Purdue University researchers developed a system for surveillance or other cameras in public to send an alert directly to a smartphone. Credit: Purdue University

Purdue University researchers are looking at a new way to alert walkers distracted while using their smartphones about oncoming vehicles as a method to lower pedestrian deaths, which have hit a three-decade high in the United States.

The Governors Highway Safety Association reports that 5,984 pedestrians were killed in 2017, a 33-year high, while other kinds of have decreased.

"This is a growing problem in the United States with more pedestrians and drivers distracted by their phones," said He Wang, an assistant professor in the Purdue Department of Computer Science, who created the technology along with his Ph.D. student, Siyuan Cao. "Now, we have created an innovative system to use those same phones to help save lives."

The Purdue team developed a system called PHADE, which allows surveillance or other cameras in public to send an alert directly to a smartphone.

The technology will be presented during the UbiComp conference in October in Singapore.

Although traditional data transmission protocols need to first learn the destination's IP or MAC address, this system uses motion patterns as the address for communication. The smartphones then locally make their own decisions on whether to accept a message.

"This system basically allows to talk to the public through their individual phones," Cao said. "The camera can send an almost instant alert to a pedestrian that a car is coming."

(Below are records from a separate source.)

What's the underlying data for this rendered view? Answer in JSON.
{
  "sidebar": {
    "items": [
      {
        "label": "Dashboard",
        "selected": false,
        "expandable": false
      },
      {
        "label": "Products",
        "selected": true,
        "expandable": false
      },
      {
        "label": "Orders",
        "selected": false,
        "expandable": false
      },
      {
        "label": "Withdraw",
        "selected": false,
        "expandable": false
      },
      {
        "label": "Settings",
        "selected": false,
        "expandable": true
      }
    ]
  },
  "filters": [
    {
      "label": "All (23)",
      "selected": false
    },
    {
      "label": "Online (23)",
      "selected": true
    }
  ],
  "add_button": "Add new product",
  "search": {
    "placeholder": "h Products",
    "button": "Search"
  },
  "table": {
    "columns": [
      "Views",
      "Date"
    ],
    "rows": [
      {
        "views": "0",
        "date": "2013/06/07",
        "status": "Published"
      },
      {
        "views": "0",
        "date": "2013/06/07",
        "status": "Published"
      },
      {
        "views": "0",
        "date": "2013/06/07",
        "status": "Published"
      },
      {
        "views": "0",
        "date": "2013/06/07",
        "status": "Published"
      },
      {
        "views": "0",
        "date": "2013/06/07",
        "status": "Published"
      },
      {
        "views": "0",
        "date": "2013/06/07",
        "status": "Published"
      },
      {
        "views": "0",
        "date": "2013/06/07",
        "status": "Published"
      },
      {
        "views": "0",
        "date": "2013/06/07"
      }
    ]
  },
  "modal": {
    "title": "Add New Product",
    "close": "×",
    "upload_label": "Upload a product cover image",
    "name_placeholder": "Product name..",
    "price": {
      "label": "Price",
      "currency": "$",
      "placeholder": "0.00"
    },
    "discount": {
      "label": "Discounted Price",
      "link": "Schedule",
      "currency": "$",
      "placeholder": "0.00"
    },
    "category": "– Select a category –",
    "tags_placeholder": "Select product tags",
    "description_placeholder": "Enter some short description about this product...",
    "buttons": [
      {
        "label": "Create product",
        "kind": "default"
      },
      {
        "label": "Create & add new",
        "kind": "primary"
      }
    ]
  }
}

Credit: Purdue University

The pedestrian would receive a message to their phone that reads: Danger! Oncoming vehicle.

The PHADE system works using a server to receive video streams from cameras to track people. The camera builds a packet by linking a message to the address code and broadcasts the packet.

Upon receiving the packet, a mobile device of each of the targets uses sensors to extract its owner's behavior and follow the same transformation to derive a second address code. If the second address code matches with the address code in the message, the mobile device automatically delivers the message to its owner.

"Our technology serves as a bridge to connect cameras and people," Wang said. "Surveillance cameras are widely deployed today and human and can retrieve numerous bits of information from the video feeds of these cameras. Our innovation turns that information into life-saving applications."

Cao said surveillance and security companies would also be able to integrate the technology into their products directly as a key feature. The technology also can be used in shopping malls, museums and other locations to send personalized messages to people without compromising their privacy.

Provided by Purdue University